Tip 9: Get your skates on?
Whitehall Palace stood on the north bank of the Thames. Twice in James’s reign, in 1607-8 and 1620-1, the river froze over, rendering it an alternative playground for adventurous courtiers. On the former occasion, there was bowling and dancing, and temporary booths sold food, beer and mulled wine, the latter heated in situ, since the ice was thick enough for fires to be lit on it. (There are no firm records this early of aristocrats skating on the Thames – the sport was then relatively new to Britain – but it’s a possibility; in 1609 Francis Norris, 2nd Lord Norreys amused himself ‘sliding’ on the frozen moat at his Oxfordshire house.)
Tip 10: Say hello to Father Christmas
Forget Santa Claus, a 19th-century rebranding of the medieval St Nicholas. The personification of the festive season is a Jacobean invention, and made his earliest-known appearance in Ben Jonson’s ‘Masque of Christmas’ in January 1617. Jonson described him as ‘attired in round hose, long stockings, a close doublet, a high-crowned hat, with a brooch, a long thin beard, a truncheon, little ruffs, white shoes, his scarfs and garters tied cross’ (Nichols, iii. 234 – full details below). Quite what the assembled courtiers made of this novel character is not recorded, but he’s been with us in some shape or form ever since.
John Nichols, ‘The Progresses, Processions, and Magnificent Festivities of King James the First’ (4 vols., 1828) [available online at https://archive.org/]
Ronald Hutton, ‘The Stations of the Sun: a History of the Ritual Year in Britain’ (1997)
Ian Currie, ‘Frosts, Freezes and Fairs’ (1996)

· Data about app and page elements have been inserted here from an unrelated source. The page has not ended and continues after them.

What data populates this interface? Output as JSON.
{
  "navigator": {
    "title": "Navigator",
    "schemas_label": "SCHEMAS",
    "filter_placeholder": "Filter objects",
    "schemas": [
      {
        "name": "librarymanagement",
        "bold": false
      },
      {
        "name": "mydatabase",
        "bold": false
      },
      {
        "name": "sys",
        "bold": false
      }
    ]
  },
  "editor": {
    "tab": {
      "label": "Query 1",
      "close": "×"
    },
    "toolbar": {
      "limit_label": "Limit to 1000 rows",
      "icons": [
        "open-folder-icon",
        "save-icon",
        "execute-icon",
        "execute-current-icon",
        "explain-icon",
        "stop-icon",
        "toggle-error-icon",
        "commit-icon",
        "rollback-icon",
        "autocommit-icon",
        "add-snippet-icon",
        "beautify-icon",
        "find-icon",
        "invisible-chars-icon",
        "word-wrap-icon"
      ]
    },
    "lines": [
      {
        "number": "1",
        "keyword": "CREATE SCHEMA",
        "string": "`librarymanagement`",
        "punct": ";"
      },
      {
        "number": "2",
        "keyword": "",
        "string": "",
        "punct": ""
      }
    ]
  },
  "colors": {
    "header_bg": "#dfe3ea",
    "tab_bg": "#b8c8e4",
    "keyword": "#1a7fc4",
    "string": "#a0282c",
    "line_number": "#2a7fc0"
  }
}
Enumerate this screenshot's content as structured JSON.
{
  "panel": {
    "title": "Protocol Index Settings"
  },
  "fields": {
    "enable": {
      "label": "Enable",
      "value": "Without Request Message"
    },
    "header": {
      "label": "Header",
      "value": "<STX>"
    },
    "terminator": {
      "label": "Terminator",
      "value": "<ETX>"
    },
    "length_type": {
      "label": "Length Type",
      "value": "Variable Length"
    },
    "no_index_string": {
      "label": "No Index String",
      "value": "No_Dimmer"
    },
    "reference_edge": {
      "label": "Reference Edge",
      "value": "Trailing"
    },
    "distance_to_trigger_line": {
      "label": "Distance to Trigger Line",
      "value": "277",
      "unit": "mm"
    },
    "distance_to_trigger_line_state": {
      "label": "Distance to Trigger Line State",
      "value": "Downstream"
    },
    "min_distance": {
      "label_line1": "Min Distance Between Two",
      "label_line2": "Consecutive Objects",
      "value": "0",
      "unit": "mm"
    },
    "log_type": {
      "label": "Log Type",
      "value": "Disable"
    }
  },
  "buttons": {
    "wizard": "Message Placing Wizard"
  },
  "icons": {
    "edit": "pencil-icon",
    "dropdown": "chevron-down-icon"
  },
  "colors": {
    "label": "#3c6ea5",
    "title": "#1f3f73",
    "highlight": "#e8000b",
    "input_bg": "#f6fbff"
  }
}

Biographies of Lancelot Andrewes, George Villiers, Philip Herbert and Francis Norris will appear in the History of Parliament’s forthcoming volumes on the House of Lords 1604-29.